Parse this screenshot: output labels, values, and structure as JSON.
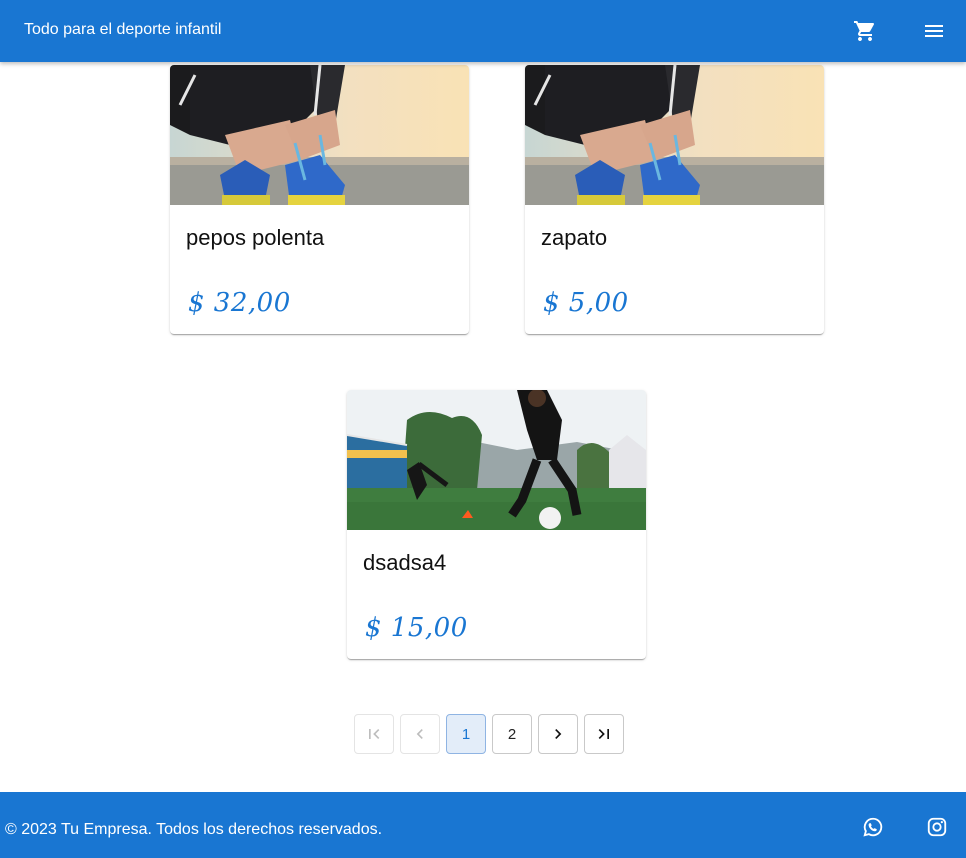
{
  "header": {
    "title": "Todo para el deporte infantil",
    "icons": {
      "cart": "shopping-cart-icon",
      "menu": "hamburger-menu-icon"
    },
    "background_color": "#1976d2"
  },
  "products": [
    {
      "name": "pepos polenta",
      "price": "$ 32,00",
      "image": "running-shoes-lacing-photo"
    },
    {
      "name": "zapato",
      "price": "$ 5,00",
      "image": "running-shoes-lacing-photo"
    },
    {
      "name": "dsadsa4",
      "price": "$ 15,00",
      "image": "soccer-player-field-photo"
    }
  ],
  "pagination": {
    "current_page": 1,
    "pages": [
      "1",
      "2"
    ],
    "icons": {
      "first": "first-page-icon",
      "prev": "chevron-left-icon",
      "next": "chevron-right-icon",
      "last": "last-page-icon"
    }
  },
  "footer": {
    "copyright": "© 2023 Tu Empresa. Todos los derechos reservados.",
    "icons": {
      "whatsapp": "whatsapp-icon",
      "instagram": "instagram-icon"
    }
  },
  "colors": {
    "primary": "#1976d2",
    "price": "#1976d2",
    "active_page_bg": "#e3edf9"
  }
}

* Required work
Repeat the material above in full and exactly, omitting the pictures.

* Output of the exercise
Parse this screenshot: output labels, values, and structure as JSON.
{
  "header": {
    "title": "Todo para el deporte infantil",
    "icons": {
      "cart": "shopping-cart-icon",
      "menu": "hamburger-menu-icon"
    },
    "background_color": "#1976d2"
  },
  "products": [
    {
      "name": "pepos polenta",
      "price": "$ 32,00",
      "image": "running-shoes-lacing-photo"
    },
    {
      "name": "zapato",
      "price": "$ 5,00",
      "image": "running-shoes-lacing-photo"
    },
    {
      "name": "dsadsa4",
      "price": "$ 15,00",
      "image": "soccer-player-field-photo"
    }
  ],
  "pagination": {
    "current_page": 1,
    "pages": [
      "1",
      "2"
    ],
    "icons": {
      "first": "first-page-icon",
      "prev": "chevron-left-icon",
      "next": "chevron-right-icon",
      "last": "last-page-icon"
    }
  },
  "footer": {
    "copyright": "© 2023 Tu Empresa. Todos los derechos reservados.",
    "icons": {
      "whatsapp": "whatsapp-icon",
      "instagram": "instagram-icon"
    }
  },
  "colors": {
    "primary": "#1976d2",
    "price": "#1976d2",
    "active_page_bg": "#e3edf9"
  }
}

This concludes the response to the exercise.